BEGIN Provided data

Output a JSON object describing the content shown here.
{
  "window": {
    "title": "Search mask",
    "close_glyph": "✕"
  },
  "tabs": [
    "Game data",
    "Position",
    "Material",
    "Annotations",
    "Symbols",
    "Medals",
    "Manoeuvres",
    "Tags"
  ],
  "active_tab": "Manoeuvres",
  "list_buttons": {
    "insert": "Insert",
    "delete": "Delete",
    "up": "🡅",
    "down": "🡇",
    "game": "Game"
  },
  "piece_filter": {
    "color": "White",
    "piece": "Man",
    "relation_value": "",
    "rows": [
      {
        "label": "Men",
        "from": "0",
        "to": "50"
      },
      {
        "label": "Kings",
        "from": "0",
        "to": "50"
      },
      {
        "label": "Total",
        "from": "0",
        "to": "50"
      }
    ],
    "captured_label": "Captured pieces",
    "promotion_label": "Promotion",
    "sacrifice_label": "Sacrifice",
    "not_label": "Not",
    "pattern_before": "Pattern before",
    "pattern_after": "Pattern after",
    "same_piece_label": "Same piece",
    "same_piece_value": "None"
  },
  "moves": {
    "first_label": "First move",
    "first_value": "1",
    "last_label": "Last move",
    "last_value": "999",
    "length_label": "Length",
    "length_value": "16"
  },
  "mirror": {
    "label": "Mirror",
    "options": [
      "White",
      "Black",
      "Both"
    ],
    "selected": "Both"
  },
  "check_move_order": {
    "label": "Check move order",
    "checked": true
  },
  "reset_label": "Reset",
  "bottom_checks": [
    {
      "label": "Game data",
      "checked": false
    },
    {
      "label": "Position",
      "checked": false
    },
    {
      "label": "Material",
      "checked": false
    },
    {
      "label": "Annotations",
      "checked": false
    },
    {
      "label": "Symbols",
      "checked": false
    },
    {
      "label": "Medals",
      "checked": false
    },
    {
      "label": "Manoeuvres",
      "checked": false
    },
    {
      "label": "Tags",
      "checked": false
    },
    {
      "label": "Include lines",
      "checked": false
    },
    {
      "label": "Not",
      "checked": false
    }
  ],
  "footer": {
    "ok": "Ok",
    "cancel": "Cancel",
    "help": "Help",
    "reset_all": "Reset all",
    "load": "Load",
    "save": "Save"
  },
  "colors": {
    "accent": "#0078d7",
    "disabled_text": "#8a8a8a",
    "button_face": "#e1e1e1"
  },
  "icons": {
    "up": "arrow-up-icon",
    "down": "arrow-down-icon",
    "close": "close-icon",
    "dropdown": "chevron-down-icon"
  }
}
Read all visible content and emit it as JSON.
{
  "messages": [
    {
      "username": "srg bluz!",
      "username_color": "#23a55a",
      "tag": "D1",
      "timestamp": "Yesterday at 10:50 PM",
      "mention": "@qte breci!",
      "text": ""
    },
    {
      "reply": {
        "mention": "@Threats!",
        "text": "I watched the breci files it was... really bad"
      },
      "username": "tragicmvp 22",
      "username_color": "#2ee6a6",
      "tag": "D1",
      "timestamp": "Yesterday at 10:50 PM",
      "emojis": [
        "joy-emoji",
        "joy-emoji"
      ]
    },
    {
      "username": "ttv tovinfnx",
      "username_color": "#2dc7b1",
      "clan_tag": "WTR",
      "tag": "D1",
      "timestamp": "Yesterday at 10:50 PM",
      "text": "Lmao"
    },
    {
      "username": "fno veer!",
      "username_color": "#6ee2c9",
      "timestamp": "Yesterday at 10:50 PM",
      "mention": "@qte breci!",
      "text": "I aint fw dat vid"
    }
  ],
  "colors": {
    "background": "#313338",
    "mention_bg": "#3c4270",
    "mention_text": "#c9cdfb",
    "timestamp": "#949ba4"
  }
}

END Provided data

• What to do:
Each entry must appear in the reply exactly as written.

• Result of this task:
Output a JSON object describing the content shown here.
{
  "window": {
    "title": "Search mask",
    "close_glyph": "✕"
  },
  "tabs": [
    "Game data",
    "Position",
    "Material",
    "Annotations",
    "Symbols",
    "Medals",
    "Manoeuvres",
    "Tags"
  ],
  "active_tab": "Manoeuvres",
  "list_buttons": {
    "insert": "Insert",
    "delete": "Delete",
    "up": "🡅",
    "down": "🡇",
    "game": "Game"
  },
  "piece_filter": {
    "color": "White",
    "piece": "Man",
    "relation_value": "",
    "rows": [
      {
        "label": "Men",
        "from": "0",
        "to": "50"
      },
      {
        "label": "Kings",
        "from": "0",
        "to": "50"
      },
      {
        "label": "Total",
        "from": "0",
        "to": "50"
      }
    ],
    "captured_label": "Captured pieces",
    "promotion_label": "Promotion",
    "sacrifice_label": "Sacrifice",
    "not_label": "Not",
    "pattern_before": "Pattern before",
    "pattern_after": "Pattern after",
    "same_piece_label": "Same piece",
    "same_piece_value": "None"
  },
  "moves": {
    "first_label": "First move",
    "first_value": "1",
    "last_label": "Last move",
    "last_value": "999",
    "length_label": "Length",
    "length_value": "16"
  },
  "mirror": {
    "label": "Mirror",
    "options": [
      "White",
      "Black",
      "Both"
    ],
    "selected": "Both"
  },
  "check_move_order": {
    "label": "Check move order",
    "checked": true
  },
  "reset_label": "Reset",
  "bottom_checks": [
    {
      "label": "Game data",
      "checked": false
    },
    {
      "label": "Position",
      "checked": false
    },
    {
      "label": "Material",
      "checked": false
    },
    {
      "label": "Annotations",
      "checked": false
    },
    {
      "label": "Symbols",
      "checked": false
    },
    {
      "label": "Medals",
      "checked": false
    },
    {
      "label": "Manoeuvres",
      "checked": false
    },
    {
      "label": "Tags",
      "checked": false
    },
    {
      "label": "Include lines",
      "checked": false
    },
    {
      "label": "Not",
      "checked": false
    }
  ],
  "footer": {
    "ok": "Ok",
    "cancel": "Cancel",
    "help": "Help",
    "reset_all": "Reset all",
    "load": "Load",
    "save": "Save"
  },
  "colors": {
    "accent": "#0078d7",
    "disabled_text": "#8a8a8a",
    "button_face": "#e1e1e1"
  },
  "icons": {
    "up": "arrow-up-icon",
    "down": "arrow-down-icon",
    "close": "close-icon",
    "dropdown": "chevron-down-icon"
  }
}
Read all visible content and emit it as JSON.
{
  "messages": [
    {
      "username": "srg bluz!",
      "username_color": "#23a55a",
      "tag": "D1",
      "timestamp": "Yesterday at 10:50 PM",
      "mention": "@qte breci!",
      "text": ""
    },
    {
      "reply": {
        "mention": "@Threats!",
        "text": "I watched the breci files it was... really bad"
      },
      "username": "tragicmvp 22",
      "username_color": "#2ee6a6",
      "tag": "D1",
      "timestamp": "Yesterday at 10:50 PM",
      "emojis": [
        "joy-emoji",
        "joy-emoji"
      ]
    },
    {
      "username": "ttv tovinfnx",
      "username_color": "#2dc7b1",
      "clan_tag": "WTR",
      "tag": "D1",
      "timestamp": "Yesterday at 10:50 PM",
      "text": "Lmao"
    },
    {
      "username": "fno veer!",
      "username_color": "#6ee2c9",
      "timestamp": "Yesterday at 10:50 PM",
      "mention": "@qte breci!",
      "text": "I aint fw dat vid"
    }
  ],
  "colors": {
    "background": "#313338",
    "mention_bg": "#3c4270",
    "mention_text": "#c9cdfb",
    "timestamp": "#949ba4"
  }
}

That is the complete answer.